He wasn't in a half-shell, nor was I in any immediate danger. Instead of battling life-threatening villains, he fights against a villain we're all familiar with: the time suck.
Yes, Craig Jarrow is a Time Management Ninja. Pretty cool, huh? Remember when I unsubscribed from nearly all newsletters, daily e-mails, and alerts? It's been one of the best things I did for my organization (mental and digital). Signing up for Craig's newsletter has also played a key role in keeping me on task... he's become my time management coach (without even knowing it!)
Craig was just one of the superheroes that spoke on Mindfulness and Productivity during SXSW Interactive. He was joined by Angel and Marc Chernoff of Marc and Angel Hack Life and Mike Vardy who lives in Victoria B.C., not Texas. I was way off. Without further ado...
Takeaways from Mindful Productivity in a World of Interruption
- Busy does not mean productive.
When I heard this, I thought "duh." But then I thought about those days where I've hit the floor running and don't stop until I'm forced to eat dinner (thanks honey!) Yet when I look back, I realize I didn't actually accomplish anything besides wearing myself out. To combat this, I've started listing all of my to-do's in the Things app. It works for me, but I urge you to use whatever system fits your life best. I'm also a fan of the Post-It. By listing everything I need to get done I'm able to prioritize and set expectations for my day, and I waste less time.

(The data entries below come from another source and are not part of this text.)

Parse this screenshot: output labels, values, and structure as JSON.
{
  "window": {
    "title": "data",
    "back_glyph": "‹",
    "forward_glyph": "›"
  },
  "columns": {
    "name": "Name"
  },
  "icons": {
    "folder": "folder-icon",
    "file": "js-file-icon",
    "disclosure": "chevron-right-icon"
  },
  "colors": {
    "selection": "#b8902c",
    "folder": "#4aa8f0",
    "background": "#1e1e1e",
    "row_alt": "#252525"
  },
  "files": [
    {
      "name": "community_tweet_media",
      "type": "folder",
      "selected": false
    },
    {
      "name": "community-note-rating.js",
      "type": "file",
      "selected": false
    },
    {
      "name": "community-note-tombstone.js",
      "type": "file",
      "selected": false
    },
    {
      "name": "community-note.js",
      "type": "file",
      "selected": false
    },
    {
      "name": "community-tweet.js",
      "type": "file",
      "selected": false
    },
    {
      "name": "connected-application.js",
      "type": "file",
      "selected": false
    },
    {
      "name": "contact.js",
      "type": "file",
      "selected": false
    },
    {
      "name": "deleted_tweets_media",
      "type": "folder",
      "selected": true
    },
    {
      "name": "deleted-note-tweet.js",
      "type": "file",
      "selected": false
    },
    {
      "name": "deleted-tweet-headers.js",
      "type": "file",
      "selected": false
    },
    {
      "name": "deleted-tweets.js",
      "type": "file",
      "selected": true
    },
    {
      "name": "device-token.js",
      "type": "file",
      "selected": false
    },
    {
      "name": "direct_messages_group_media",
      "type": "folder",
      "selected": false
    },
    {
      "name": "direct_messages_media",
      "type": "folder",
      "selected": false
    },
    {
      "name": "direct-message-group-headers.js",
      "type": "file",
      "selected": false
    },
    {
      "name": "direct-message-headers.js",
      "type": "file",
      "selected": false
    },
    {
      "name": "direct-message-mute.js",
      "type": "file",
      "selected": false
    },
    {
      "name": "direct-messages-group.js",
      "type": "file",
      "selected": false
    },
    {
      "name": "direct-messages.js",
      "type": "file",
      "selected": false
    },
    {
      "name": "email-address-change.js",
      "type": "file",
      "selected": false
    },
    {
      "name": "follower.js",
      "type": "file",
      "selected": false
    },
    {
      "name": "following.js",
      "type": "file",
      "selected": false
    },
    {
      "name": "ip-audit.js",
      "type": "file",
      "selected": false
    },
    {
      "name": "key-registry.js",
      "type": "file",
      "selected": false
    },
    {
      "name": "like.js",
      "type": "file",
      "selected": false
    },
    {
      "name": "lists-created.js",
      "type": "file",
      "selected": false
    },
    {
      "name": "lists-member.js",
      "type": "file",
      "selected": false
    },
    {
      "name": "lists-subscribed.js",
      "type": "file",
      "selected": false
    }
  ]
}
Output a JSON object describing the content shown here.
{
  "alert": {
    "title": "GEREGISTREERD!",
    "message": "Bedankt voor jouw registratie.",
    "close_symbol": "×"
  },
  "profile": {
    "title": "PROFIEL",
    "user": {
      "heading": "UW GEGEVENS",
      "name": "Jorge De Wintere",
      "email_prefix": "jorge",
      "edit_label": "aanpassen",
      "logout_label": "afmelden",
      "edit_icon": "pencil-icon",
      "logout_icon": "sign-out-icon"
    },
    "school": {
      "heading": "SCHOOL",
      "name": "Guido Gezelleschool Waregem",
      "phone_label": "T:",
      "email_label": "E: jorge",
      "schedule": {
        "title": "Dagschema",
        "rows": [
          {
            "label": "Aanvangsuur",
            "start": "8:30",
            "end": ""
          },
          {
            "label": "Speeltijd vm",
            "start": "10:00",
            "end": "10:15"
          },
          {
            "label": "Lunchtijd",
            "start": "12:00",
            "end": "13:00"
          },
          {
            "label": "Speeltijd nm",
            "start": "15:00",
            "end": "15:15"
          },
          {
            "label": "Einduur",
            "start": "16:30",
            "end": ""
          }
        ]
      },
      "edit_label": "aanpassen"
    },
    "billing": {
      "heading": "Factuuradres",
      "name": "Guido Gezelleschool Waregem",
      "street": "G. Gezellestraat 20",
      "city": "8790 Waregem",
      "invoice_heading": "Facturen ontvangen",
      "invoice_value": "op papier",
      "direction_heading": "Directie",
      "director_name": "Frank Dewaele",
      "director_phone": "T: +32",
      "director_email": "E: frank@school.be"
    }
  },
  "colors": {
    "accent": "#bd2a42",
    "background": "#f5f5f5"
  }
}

- Work in 90 minute increments.
I've found that at the 90 minute mark my brain starts to wander. I've also repeatedly heard this number from time management professionals, so I feel like there's some credibility in this. When I've worked for 90 minutes I take a break, stretch, and grab another glass of lemon water. I've also found that getting away from the computer (i.e. not checking Facebook) makes me more productive when I start working again.
- Be ruthless with distractions.
This means turning your phone on silent or even putting it in your bag while you work. Close the door if you work in an office. Set boundaries for when you're available (open door) and when you're not (closed door). Even if your days are made up of three 30-minute sessions of "closed door" work, you may be surprised at how much you can get done in short periods of time.
By being ruthless with distractions, you show yourself and others that you respect your work and your time. Now that the weather is nice, I put my dogs in the dog run while i write. I get more done (their cuteness is a major distraction) and we're all excited when I take a break.
- Ask yourself "Why am I doing this?"
This question should be asked several times a day. It can serve as a reminder to get back on task or remind you to keep going when you feel confused or defeated. If the answer doesn't serve your big picture, then it's time to switch gears. This has helped refocus me daily, and I can't wait to hear your experiences with it.
- When you eliminate the wrong things, the right things are available.
Like many of the tips I picked up from this session, this one does not only apply to my work life. Getting rid of negative/toxic/distracting thoughts/people/habits makes way for positive/productive/fulfilling thoughts/days/projects. I'm all for that!
Thanks for sticking with me on this one. Let me know if you put any of these into action. We'll all be ninjas sooner or later!